He or she plays an important role in helping agencies, schools, and government programs connect with children and families who require assistance from support services.
Typically, a family advocate serves as a liaison between families and government agencies, such as child welfare agencies and family service organizations.
The basic responsibility of a family advocate is to determine which child or family needs assistance or crises prevention, and then enroll them into established programs to help them obtain the right services.
Mostly, family advocates work with schools to communicate each enrolled child’s needs and assist the institution in providing him or her with the tools that are required to help in succeeding in the long run.
A bachelor’s degree in human services, human development, social work, or child development is required to work as a family advocate.
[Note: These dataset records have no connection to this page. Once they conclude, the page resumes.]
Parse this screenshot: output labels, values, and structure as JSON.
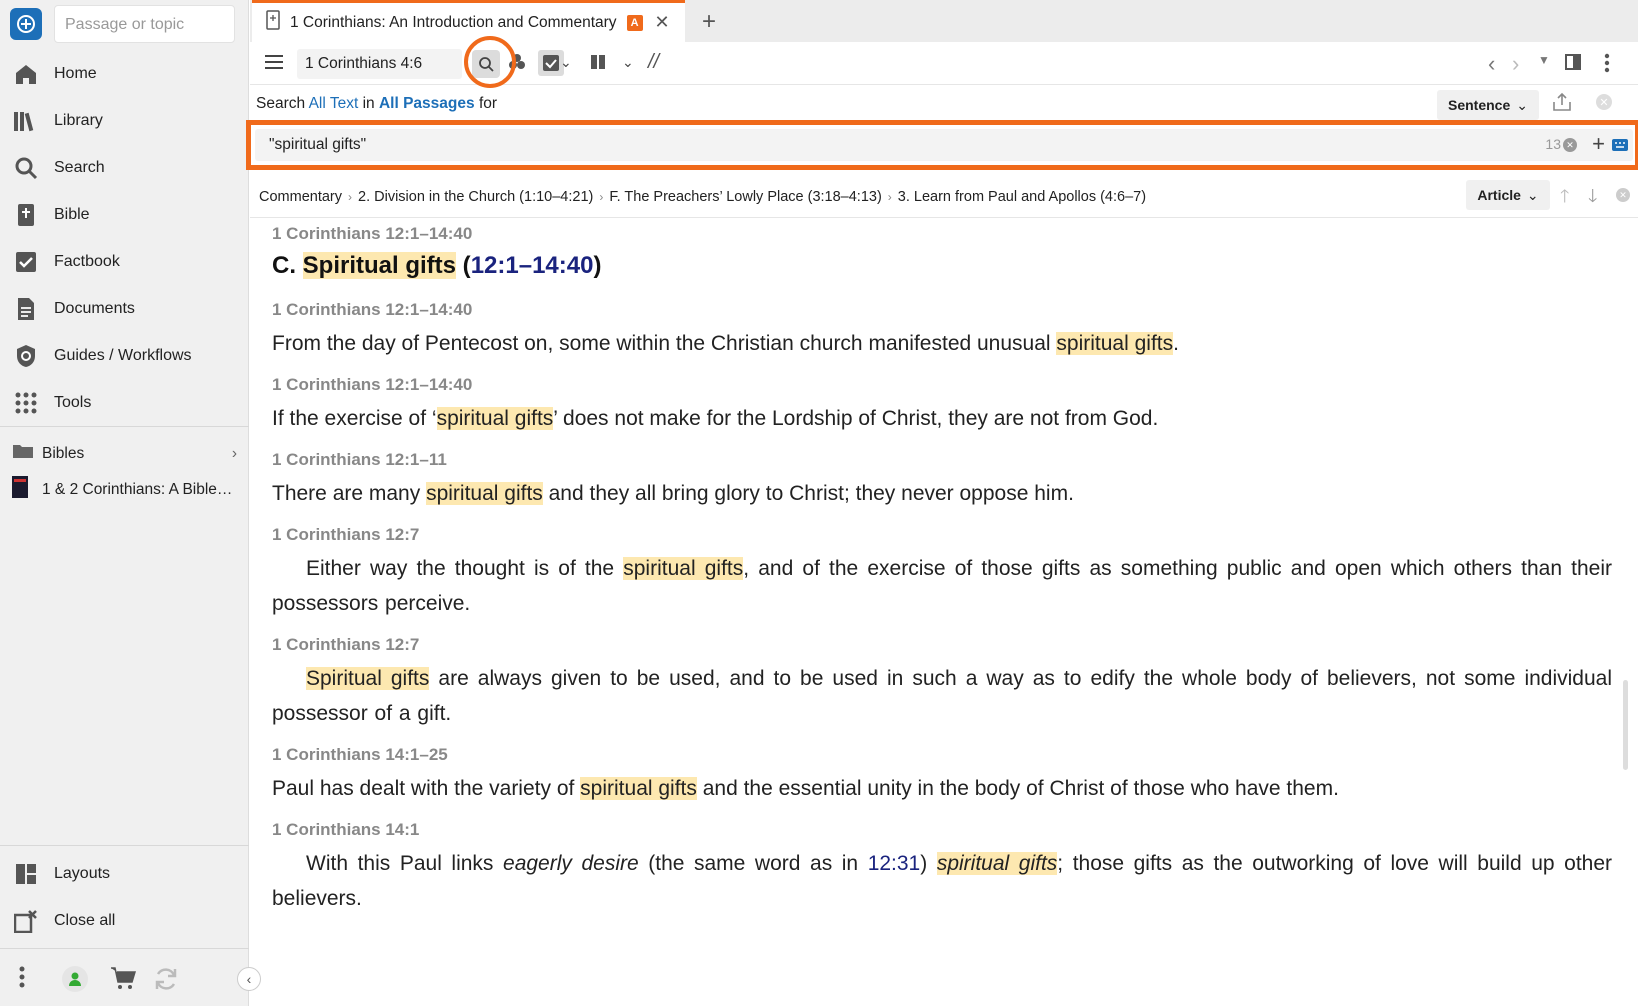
{
  "sidebar": {
    "passage_placeholder": "Passage or topic",
    "nav": [
      {
        "label": "Home",
        "icon": "home-icon"
      },
      {
        "label": "Library",
        "icon": "library-icon"
      },
      {
        "label": "Search",
        "icon": "search-icon"
      },
      {
        "label": "Bible",
        "icon": "bible-icon"
      },
      {
        "label": "Factbook",
        "icon": "factbook-icon"
      },
      {
        "label": "Documents",
        "icon": "documents-icon"
      },
      {
        "label": "Guides / Workflows",
        "icon": "guides-icon"
      },
      {
        "label": "Tools",
        "icon": "tools-icon"
      }
    ],
    "bibles_label": "Bibles",
    "resource_label": "1 & 2 Corinthians: A Bible…",
    "bottom": [
      {
        "label": "Layouts",
        "icon": "layouts-icon"
      },
      {
        "label": "Close all",
        "icon": "close-all-icon"
      }
    ]
  },
  "tab": {
    "title": "1 Corinthians: An Introduction and Commentary",
    "badge": "A"
  },
  "toolbar": {
    "reference": "1 Corinthians 4:6",
    "parallel": "//"
  },
  "search": {
    "prefix": "Search",
    "scope_text": "All Text",
    "in": "in",
    "scope_passages": "All Passages",
    "for": "for",
    "mode": "Sentence",
    "query": "\"spiritual gifts\"",
    "count": "13"
  },
  "breadcrumb": [
    "Commentary",
    "2. Division in the Church (1:10–4:21)",
    "F. The Preachers’ Lowly Place (3:18–4:13)",
    "3. Learn from Paul and Apollos (4:6–7)"
  ],
  "article_btn": "Article",
  "results": [
    {
      "ref": "1 Corinthians 12:1–14:40"
    },
    {
      "heading_prefix": "C. ",
      "heading_hl": "Spiritual gifts",
      "heading_open": " (",
      "heading_ref": "12:1–14:40",
      "heading_close": ")"
    },
    {
      "ref": "1 Corinthians 12:1–14:40",
      "pre": "From the day of Pentecost on, some within the Christian church manifested unusual ",
      "hl": "spiritual gifts",
      "post": "."
    },
    {
      "ref": "1 Corinthians 12:1–14:40",
      "pre": "If the exercise of ‘",
      "hl": "spiritual gifts",
      "post": "’ does not make for the Lordship of Christ, they are not from God."
    },
    {
      "ref": "1 Corinthians 12:1–11",
      "pre": "There are many ",
      "hl": "spiritual gifts",
      "post": " and they all bring glory to Christ; they never oppose him."
    },
    {
      "ref": "1 Corinthians 12:7",
      "pre": "Either way the thought is of the ",
      "hl": "spiritual gifts",
      "post": ", and of the exercise of those gifts as something public and open which others than their possessors perceive."
    },
    {
      "ref": "1 Corinthians 12:7",
      "pre": "",
      "hl": "Spiritual gifts",
      "post": " are always given to be used, and to be used in such a way as to edify the whole body of believers, not some individual possessor of a gift."
    },
    {
      "ref": "1 Corinthians 14:1–25",
      "pre": "Paul has dealt with the variety of ",
      "hl": "spiritual gifts",
      "post": " and the essential unity in the body of Christ of those who have them."
    },
    {
      "ref": "1 Corinthians 14:1",
      "pre": "With this Paul links ",
      "em": "eagerly desire",
      "mid": " (the same word as in ",
      "link": "12:31",
      "mid2": ") ",
      "hl": "spiritual gifts",
      "post": "; those gifts as the outworking of love will build up other believers."
    }
  ]
}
In addition to this degree, it is important for people hoping to acquire the position of a family advocate to be patient, possess great communication and interpersonal skills, be well-organized, and have it in them to be able to handle difficult situations.
Knowledge of community resources and referral experience assisting families in need of services are two areas that will come in handy when applying for work as a family advocate.
Duties and Responsibilities for Family Advocate Resume
• Identify children and families requiring advocacy services by contacting different agencies and educational institutes.
• Engage families and children in conversation to determine their specific needs for social and community services.
• Match determined requirements with the services that established programs offer, in a bid to decipher eligibility criteria.
• Recruit families and children in pre-established assistance programs, aiming to help them acquire needed services and facilities.
• Individualize one on one and group activities to effectively reflect the unique requirements of and strengths of each participant.
• Encourage experimentation and exploration amongst participants, focusing on inspiring them to make the best of provided services.
• Handle completion of new intakes and handle recertification paperwork for all returning children and families.
• Create and maintain contact with families, striving to create a strong and positive support system for them.
• Offer crises intervention to ensure the physical, emotional, and mental wellbeing of all involved participants.
• Develop local and community partnerships to maintain resources for families, including housing, education, welfare, health, and legal services.
• Contact families (particularly parents) to interest and motivate them in attending meetings and training that will help them and their children in accessing community and other services.